Exercise directions -
Going through the entries below, copy out each line that contains "screenshot".

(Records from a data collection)
%%
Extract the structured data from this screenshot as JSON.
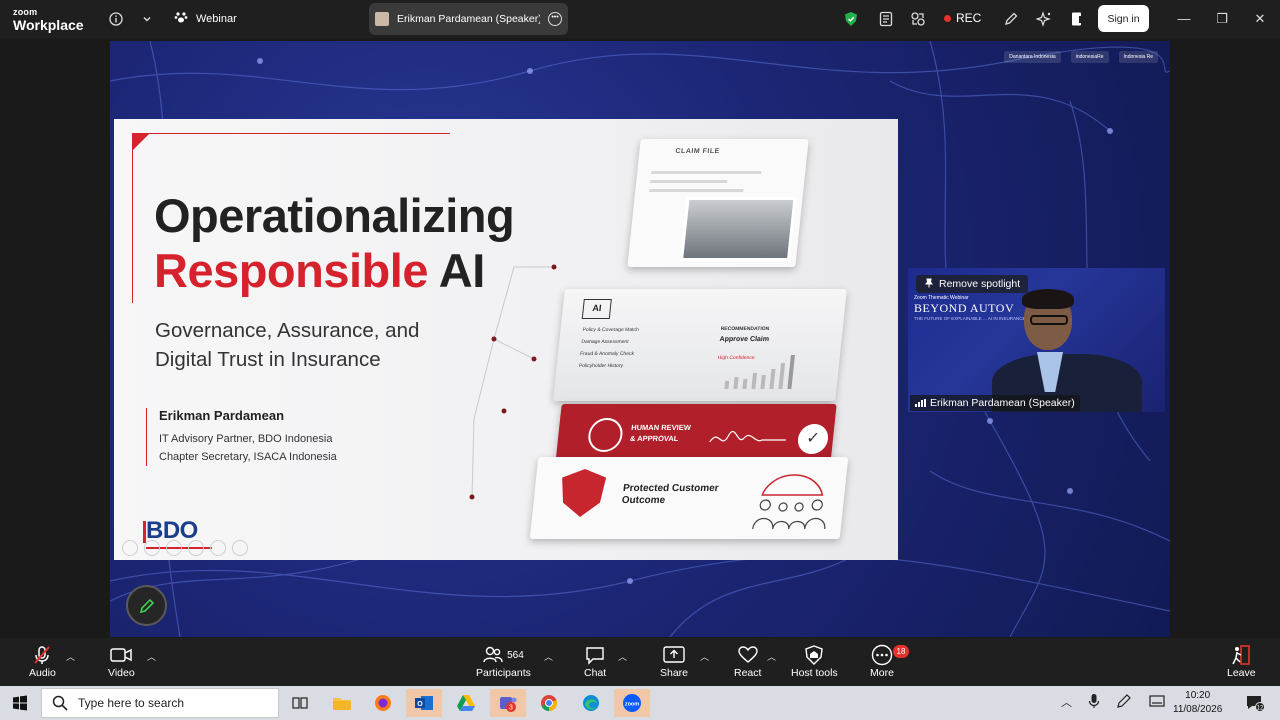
{
  "app": {
    "brand_top": "zoom",
    "brand_bottom": "Workplace"
  },
  "topbar": {
    "webinar_label": "Webinar",
    "speaker_tab": "Erikman Pardamean (Speaker)'s sc",
    "rec_label": "REC",
    "signin_label": "Sign in",
    "win_min": "—",
    "win_restore": "❐",
    "win_close": "✕"
  },
  "slide": {
    "title_line1": "Operationalizing",
    "title_line2_red": "Responsible",
    "title_line2_rest": " AI",
    "subtitle_line1": "Governance, Assurance, and",
    "subtitle_line2": "Digital Trust in Insurance",
    "presenter_name": "Erikman Pardamean",
    "presenter_role1": "IT Advisory Partner, BDO Indonesia",
    "presenter_role2": "Chapter Secretary, ISACA Indonesia",
    "logo": "BDO",
    "claim_file": "CLAIM FILE",
    "ai_label": "AI",
    "checks": [
      "Policy & Coverage Match",
      "Damage Assessment",
      "Fraud & Anomaly Check",
      "Policyholder History"
    ],
    "recommendation_head": "RECOMMENDATION",
    "recommendation_value": "Approve Claim",
    "confidence": "High Confidence",
    "human_review": "HUMAN REVIEW",
    "approval": "& APPROVAL",
    "protected_line1": "Protected Customer",
    "protected_line2": "Outcome"
  },
  "stage_logos": [
    "Danantara Indonesia",
    "indonesiaRe",
    "Indonesia Re"
  ],
  "speaker_video": {
    "spotlight_label": "Remove spotlight",
    "webinar_sub": "Zoom Thematic Webinar",
    "webinar_title": "BEYOND AUTOV",
    "webinar_tag": "THE FUTURE OF EXPLAINABLE ... AI IN INSURANCE",
    "name": "Erikman Pardamean (Speaker)"
  },
  "bottombar": {
    "audio": "Audio",
    "video": "Video",
    "participants": "Participants",
    "participants_count": "564",
    "chat": "Chat",
    "share": "Share",
    "react": "React",
    "host_tools": "Host tools",
    "more": "More",
    "more_badge": "18",
    "leave": "Leave"
  },
  "taskbar": {
    "search_placeholder": "Type here to search",
    "teams_badge": "3",
    "time": "10:20",
    "date": "11/08/2026",
    "notif_count": "12"
  },
  "colors": {
    "accent_red": "#d6222c",
    "stage_blue": "#1c2675",
    "rec_red": "#e5322d",
    "shield_green": "#1fb34a"
  }
}
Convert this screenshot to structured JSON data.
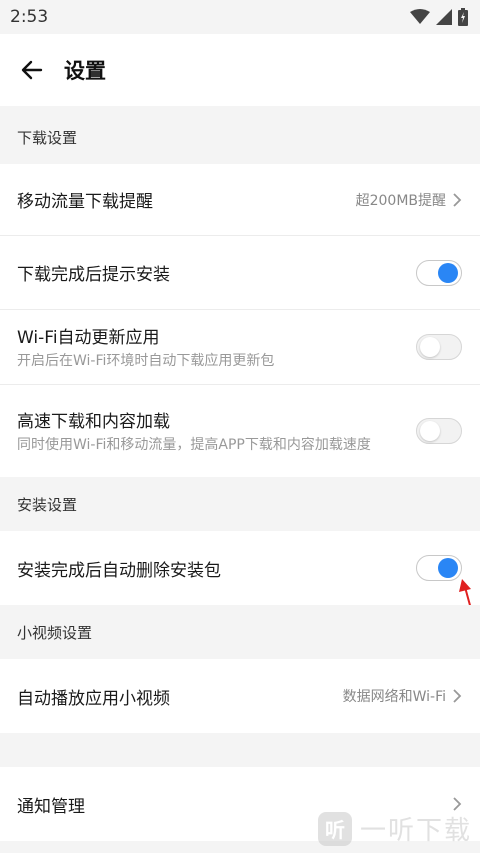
{
  "status_bar": {
    "time": "2:53"
  },
  "app_bar": {
    "title": "设置"
  },
  "sections": {
    "download": {
      "header": "下载设置",
      "mobile_data_reminder": {
        "label": "移动流量下载提醒",
        "value": "超200MB提醒"
      },
      "prompt_install": {
        "label": "下载完成后提示安装",
        "enabled": true
      },
      "wifi_auto_update": {
        "label": "Wi-Fi自动更新应用",
        "sub": "开启后在Wi-Fi环境时自动下载应用更新包",
        "enabled": false
      },
      "high_speed": {
        "label": "高速下载和内容加载",
        "sub": "同时使用Wi-Fi和移动流量，提高APP下载和内容加载速度",
        "enabled": false
      }
    },
    "install": {
      "header": "安装设置",
      "auto_delete": {
        "label": "安装完成后自动删除安装包",
        "enabled": true
      }
    },
    "video": {
      "header": "小视频设置",
      "autoplay": {
        "label": "自动播放应用小视频",
        "value": "数据网络和Wi-Fi"
      }
    },
    "notification": {
      "label": "通知管理"
    }
  },
  "watermark": {
    "logo": "听",
    "text": "一听下载"
  },
  "colors": {
    "accent": "#2a86f5",
    "background": "#f4f4f4",
    "annotation_arrow": "#e02020"
  }
}
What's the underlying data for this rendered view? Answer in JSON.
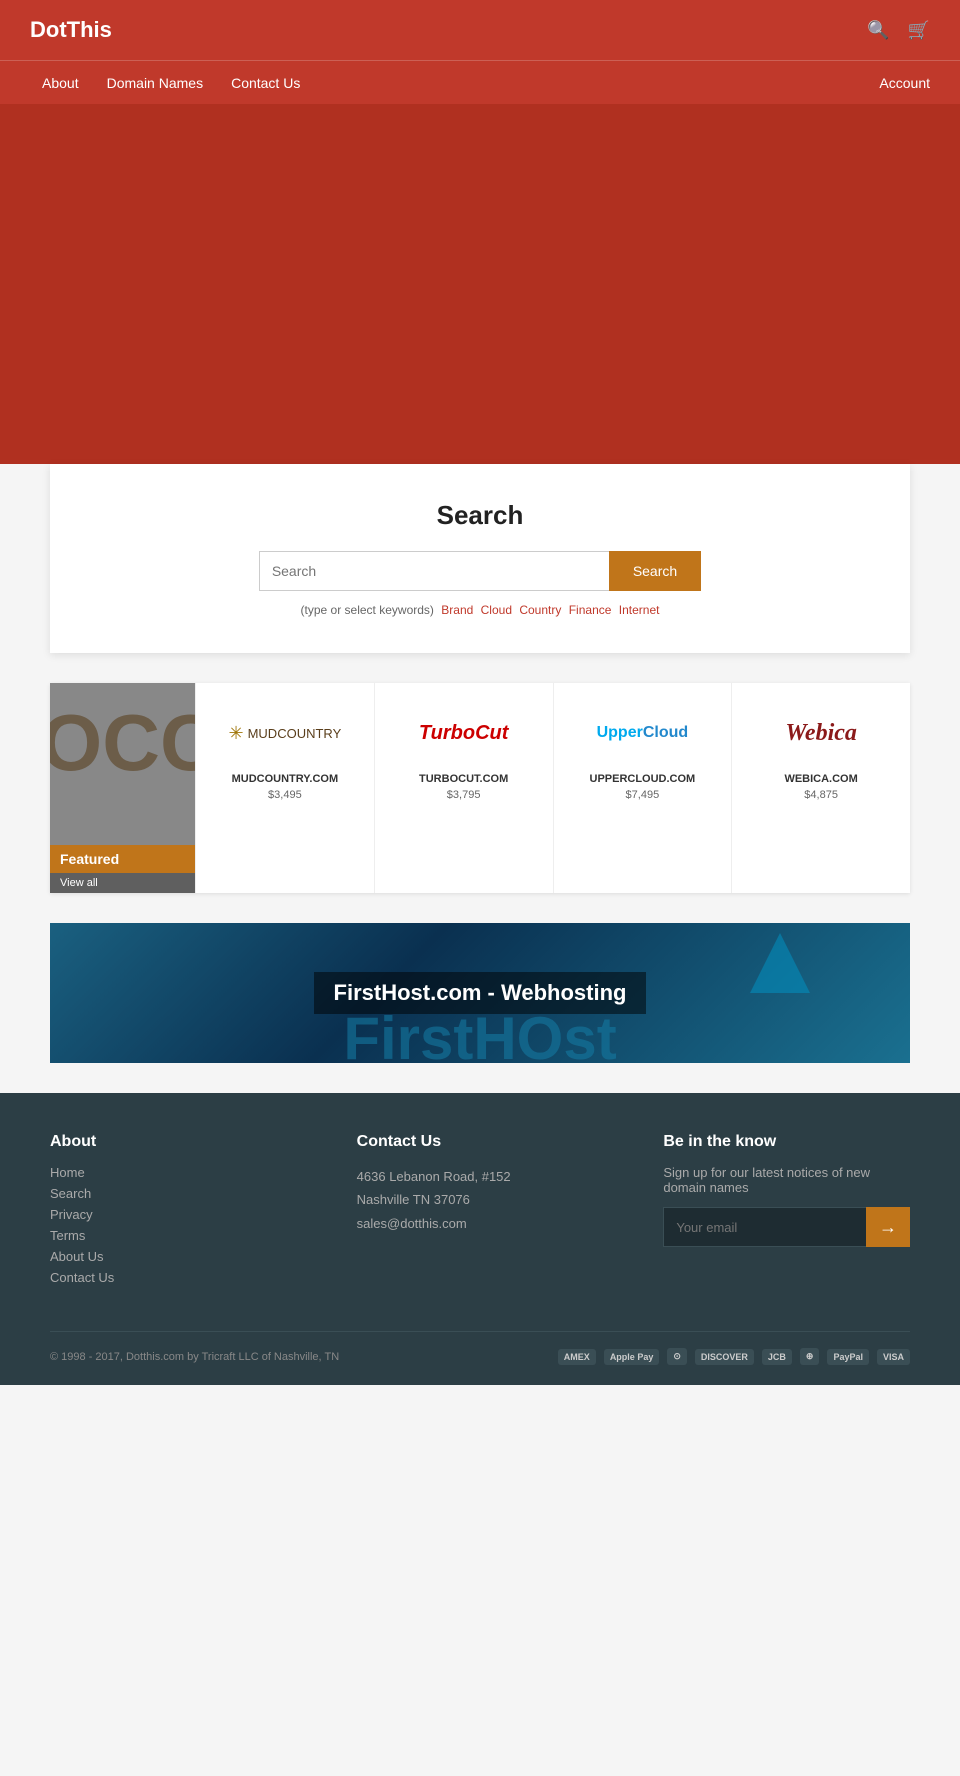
{
  "header": {
    "title": "DotThis",
    "icons": {
      "search": "🔍",
      "cart": "🛒"
    }
  },
  "nav": {
    "items": [
      {
        "label": "About",
        "has_dropdown": true
      },
      {
        "label": "Domain Names",
        "has_dropdown": false
      },
      {
        "label": "Contact Us",
        "has_dropdown": false
      }
    ],
    "account_label": "Account"
  },
  "search": {
    "title": "Search",
    "placeholder": "Search",
    "button_label": "Search",
    "keywords_prefix": "(type or select keywords)",
    "keywords": [
      "Brand",
      "Cloud",
      "Country",
      "Finance",
      "Internet"
    ]
  },
  "featured": {
    "label": "Featured",
    "view_all": "View all",
    "products": [
      {
        "name": "MUDCOUNTRY.COM",
        "price": "$3,495",
        "logo_type": "mudcountry"
      },
      {
        "name": "TURBOCUT.COM",
        "price": "$3,795",
        "logo_type": "turbocut"
      },
      {
        "name": "UPPERCLOUD.COM",
        "price": "$7,495",
        "logo_type": "uppercloud"
      },
      {
        "name": "WEBICA.COM",
        "price": "$4,875",
        "logo_type": "webica"
      }
    ]
  },
  "banner": {
    "text": "FirstHost.com - Webhosting",
    "large_text": "FirstHOst"
  },
  "footer": {
    "about_heading": "About",
    "about_links": [
      "Home",
      "Search",
      "Privacy",
      "Terms",
      "About Us",
      "Contact Us"
    ],
    "contact_heading": "Contact Us",
    "address_line1": "4636 Lebanon Road, #152",
    "address_line2": "Nashville TN 37076",
    "address_email": "sales@dotthis.com",
    "newsletter_heading": "Be in the know",
    "newsletter_text": "Sign up for our latest notices of new domain names",
    "newsletter_placeholder": "Your email",
    "newsletter_button": "→",
    "copyright": "© 1998 - 2017, Dotthis.com by Tricraft LLC of Nashville, TN",
    "payment_methods": [
      "AMEX",
      "Apple Pay",
      "Diners",
      "DISCOVER",
      "JCB",
      "Mastercard",
      "PayPal",
      "VISA"
    ]
  }
}
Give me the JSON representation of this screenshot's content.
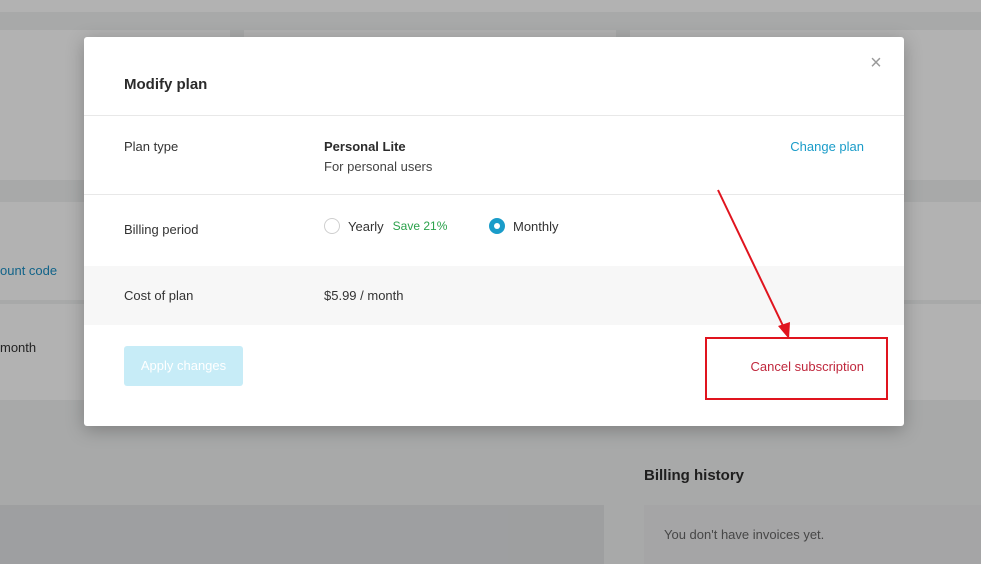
{
  "background": {
    "discount_link": "ount code",
    "month_text": "month",
    "billing_history_title": "Billing history",
    "invoices_empty": "You don't have invoices yet."
  },
  "modal": {
    "title": "Modify plan",
    "close_glyph": "×",
    "plan_type": {
      "label": "Plan type",
      "plan_name": "Personal Lite",
      "plan_description": "For personal users",
      "change_link": "Change plan"
    },
    "billing_period": {
      "label": "Billing period",
      "options": [
        {
          "label": "Yearly",
          "badge": "Save 21%",
          "selected": false
        },
        {
          "label": "Monthly",
          "selected": true
        }
      ]
    },
    "cost": {
      "label": "Cost of plan",
      "value": "$5.99 / month"
    },
    "apply_button": "Apply changes",
    "cancel_link": "Cancel subscription"
  },
  "colors": {
    "accent": "#1a9cc9",
    "danger": "#c0283d",
    "save_green": "#2aa14a",
    "annotation_red": "#e0141e"
  }
}
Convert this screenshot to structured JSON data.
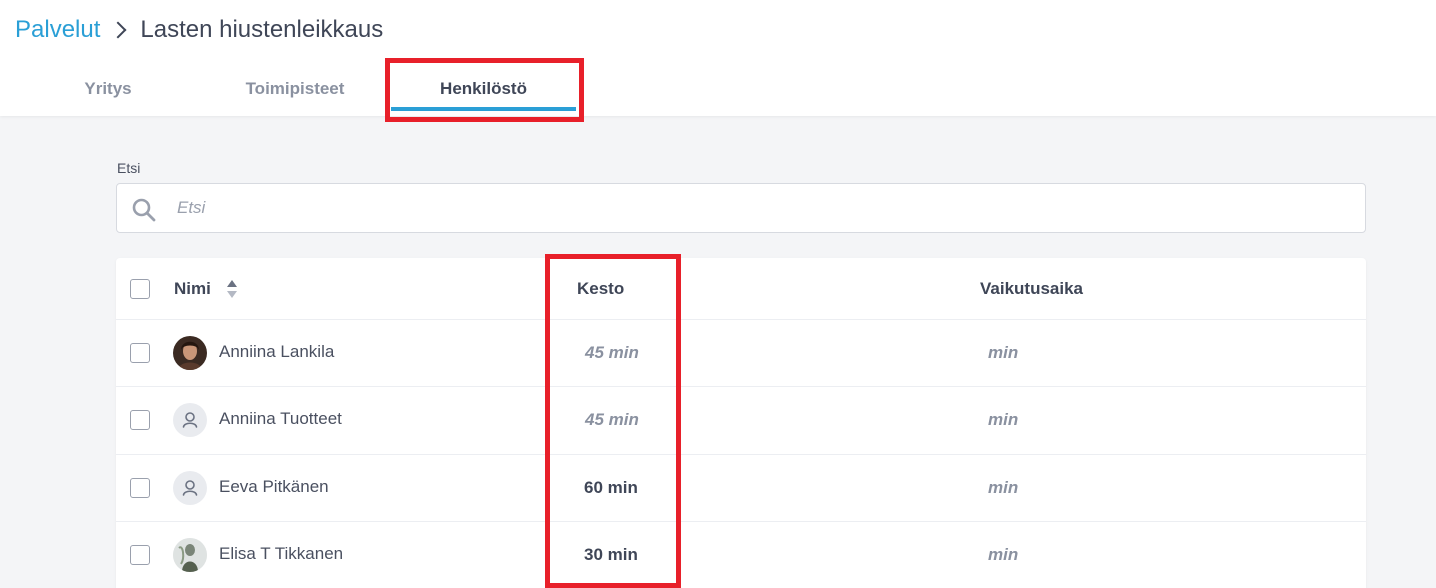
{
  "breadcrumb": {
    "parent": "Palvelut",
    "current": "Lasten hiustenleikkaus"
  },
  "tabs": [
    {
      "label": "Yritys"
    },
    {
      "label": "Toimipisteet"
    },
    {
      "label": "Henkilöstö"
    }
  ],
  "search": {
    "label": "Etsi",
    "placeholder": "Etsi",
    "value": ""
  },
  "table": {
    "headers": {
      "name": "Nimi",
      "duration": "Kesto",
      "effect_time": "Vaikutusaika"
    },
    "rows": [
      {
        "name": "Anniina Lankila",
        "duration": "45 min",
        "effect_time": "min"
      },
      {
        "name": "Anniina Tuotteet",
        "duration": "45 min",
        "effect_time": "min"
      },
      {
        "name": "Eeva Pitkänen",
        "duration": "60 min",
        "effect_time": "min"
      },
      {
        "name": "Elisa T Tikkanen",
        "duration": "30 min",
        "effect_time": "min"
      }
    ]
  },
  "colors": {
    "accent": "#2a9fd6",
    "highlight": "#e8202a",
    "text_dark": "#3f4657",
    "text_muted": "#8a91a0"
  }
}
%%
Result of the task -
Extract the structured data from this screenshot as JSON.
Convert this screenshot to structured JSON data.
Give me the JSON representation of this screenshot's content.
Convert this screenshot to structured JSON data.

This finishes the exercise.